(Items from an interface collection)
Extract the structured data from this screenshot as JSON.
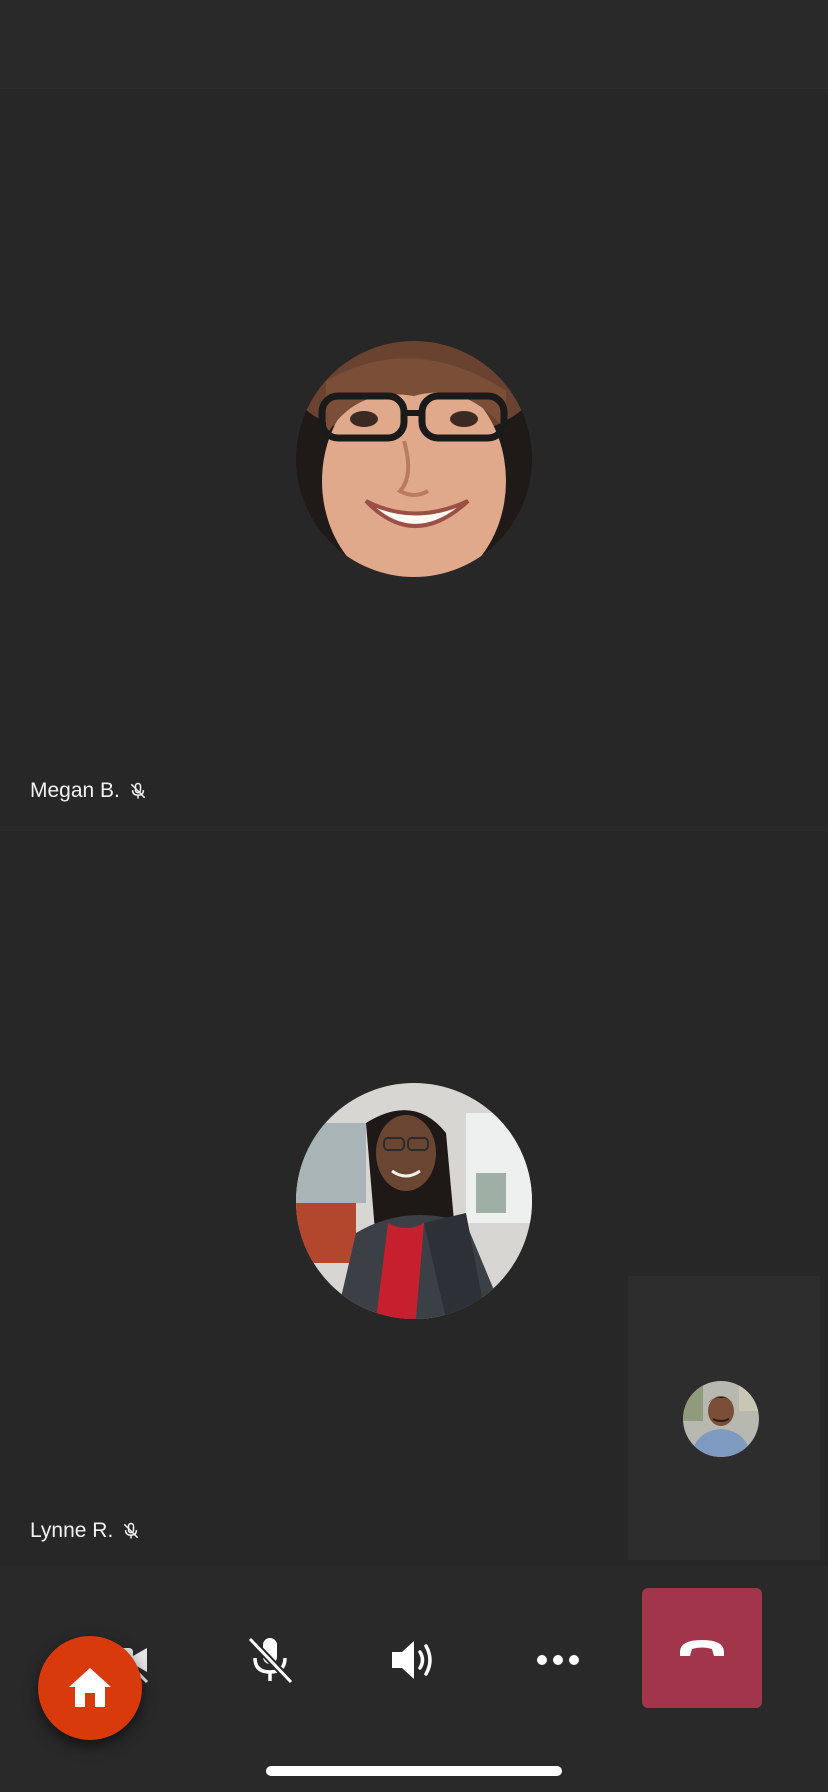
{
  "participants": [
    {
      "name": "Megan B.",
      "muted": true,
      "avatar_icon": "avatar-photo-woman-glasses"
    },
    {
      "name": "Lynne R.",
      "muted": true,
      "avatar_icon": "avatar-photo-woman-red-top"
    }
  ],
  "self_view": {
    "avatar_icon": "avatar-photo-man"
  },
  "controls": {
    "camera": {
      "icon": "video-off-icon",
      "state": "off"
    },
    "mic": {
      "icon": "mic-off-icon",
      "state": "muted"
    },
    "speaker": {
      "icon": "speaker-icon",
      "state": "on"
    },
    "more": {
      "icon": "more-options-icon"
    },
    "hangup": {
      "icon": "hang-up-icon",
      "color": "#a1364b"
    }
  },
  "home_fab": {
    "icon": "home-icon",
    "color": "#d93a0b"
  },
  "colors": {
    "background": "#292929",
    "tile": "#282728",
    "text": "#f2f2f2"
  }
}
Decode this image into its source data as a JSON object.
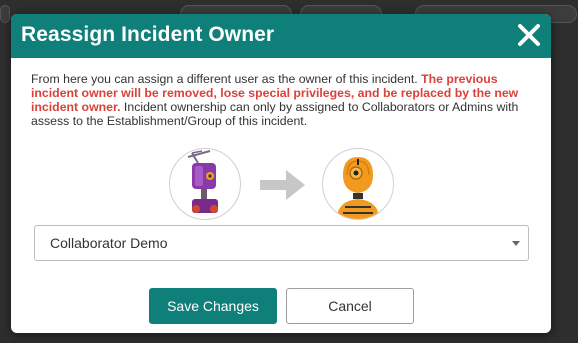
{
  "modal": {
    "title": "Reassign Incident Owner",
    "description_start": "From here you can assign a different user as the owner of this incident. ",
    "description_warning": "The previous incident owner will be removed, lose special privileges, and be replaced by the new incident owner.",
    "description_end": " Incident ownership can only by assigned to Collaborators or Admins with assess to the Establishment/Group of this incident.",
    "current_owner_avatar": "purple-robot-avatar",
    "new_owner_avatar": "orange-robot-avatar",
    "transfer_icon": "arrow-right-icon",
    "close_icon": "close-icon",
    "owner_select": {
      "selected": "Collaborator Demo"
    },
    "save_label": "Save Changes",
    "cancel_label": "Cancel"
  },
  "colors": {
    "header": "#0f7f7a",
    "warning": "#d9423a",
    "primary_button": "#0f7f7a"
  }
}
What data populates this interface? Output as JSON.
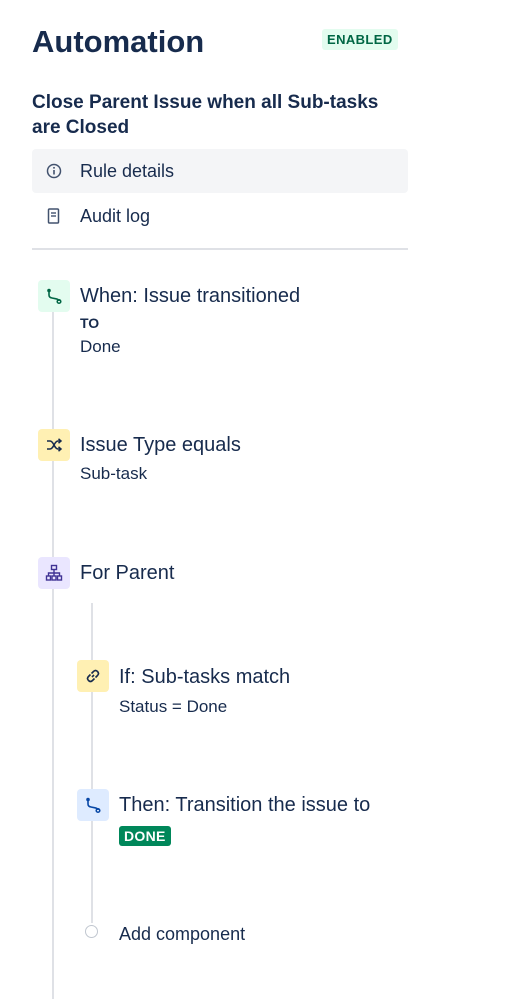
{
  "header": {
    "title": "Automation",
    "status_badge": "ENABLED"
  },
  "rule": {
    "name": "Close Parent Issue when all Sub-tasks are Closed"
  },
  "nav": {
    "items": [
      {
        "label": "Rule details",
        "icon": "info-icon",
        "selected": true
      },
      {
        "label": "Audit log",
        "icon": "document-icon",
        "selected": false
      }
    ]
  },
  "steps": {
    "trigger": {
      "title": "When: Issue transitioned",
      "keyword": "TO",
      "value": "Done",
      "icon": "transition-icon",
      "color": "#e3fcef"
    },
    "condition": {
      "title": "Issue Type equals",
      "value": "Sub-task",
      "icon": "shuffle-icon",
      "color": "#fff0b3"
    },
    "branch": {
      "title": "For Parent",
      "icon": "hierarchy-icon",
      "color": "#eae6ff"
    },
    "branch_condition": {
      "title": "If: Sub-tasks match",
      "value": "Status = Done",
      "icon": "link-icon",
      "color": "#fff0b3"
    },
    "action": {
      "title": "Then: Transition the issue to",
      "status": "DONE",
      "icon": "transition-icon",
      "color": "#deebff"
    },
    "add_component": {
      "label": "Add component"
    }
  }
}
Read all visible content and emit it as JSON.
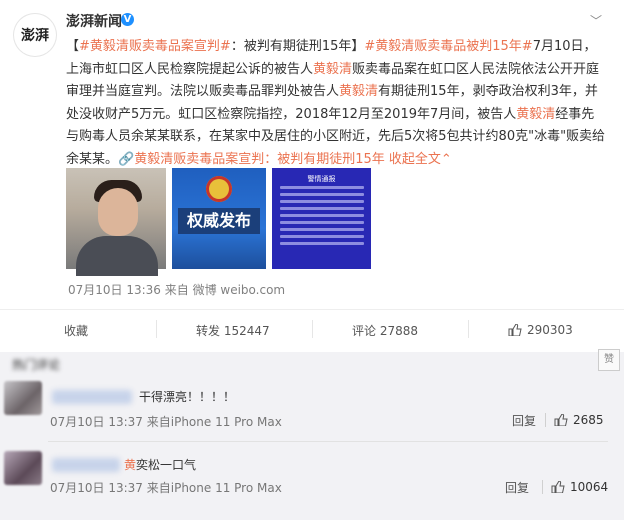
{
  "account": {
    "name": "澎湃新闻",
    "verified_mark": "V",
    "logo_text": "澎湃",
    "more_label": "﹀"
  },
  "post": {
    "segments": [
      {
        "t": "【",
        "c": "plain"
      },
      {
        "t": "#黄毅清贩卖毒品案宣判#",
        "c": "tag"
      },
      {
        "t": "：被判有期徒刑15年】",
        "c": "plain"
      },
      {
        "t": "#黄毅清贩卖毒品被判15年#",
        "c": "tag"
      },
      {
        "t": "7月10日，上海市虹口区人民检察院提起公诉的被告人",
        "c": "plain"
      },
      {
        "t": "黄毅清",
        "c": "tag"
      },
      {
        "t": "贩卖毒品案在虹口区人民法院依法公开开庭审理并当庭宣判。法院以贩卖毒品罪判处被告人",
        "c": "plain"
      },
      {
        "t": "黄毅清",
        "c": "tag"
      },
      {
        "t": "有期徒刑15年，剥夺政治权利3年，并处没收财产5万元。虹口区检察院指控，2018年12月至2019年7月间，被告人",
        "c": "plain"
      },
      {
        "t": "黄毅清",
        "c": "tag"
      },
      {
        "t": "经事先与购毒人员余某某联系，在某家中及居住的小区附近，先后5次将5包共计约80克\"冰毒\"贩卖给余某某。",
        "c": "plain"
      },
      {
        "t": "🔗黄毅清贩卖毒品案宣判：被判有期徒刑15年",
        "c": "tag"
      },
      {
        "t": " 收起全文",
        "c": "link"
      },
      {
        "t": "⌃",
        "c": "link"
      }
    ],
    "images": [
      {
        "name": "portrait-photo"
      },
      {
        "name": "authority-release-image",
        "text": "权威发布"
      },
      {
        "name": "police-notice-image",
        "text": "警情通报"
      }
    ],
    "meta": "07月10日 13:36  来自 微博 weibo.com"
  },
  "actions": {
    "favorite": "收藏",
    "repost": "转发 152447",
    "comment": "评论 27888",
    "like": "290303"
  },
  "comments_title": "热门评论",
  "comments": [
    {
      "text": "干得漂亮！！！！",
      "time": "07月10日 13:37 来自iPhone 11 Pro Max",
      "reply": "回复",
      "likes": "2685"
    },
    {
      "prefix": "黄",
      "text": "奕松一口气",
      "time": "07月10日 13:37 来自iPhone 11 Pro Max",
      "reply": "回复",
      "likes": "10064"
    }
  ],
  "zan_label": "赞"
}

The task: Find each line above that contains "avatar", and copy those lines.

Answer for the task:
      "avatar_icon": "avatar-photo-woman-glasses"
      "avatar_icon": "avatar-photo-woman-red-top"
    "avatar_icon": "avatar-photo-man"
    "current_owner_avatar": "purple-robot-avatar",
    "new_owner_avatar": "orange-robot-avatar",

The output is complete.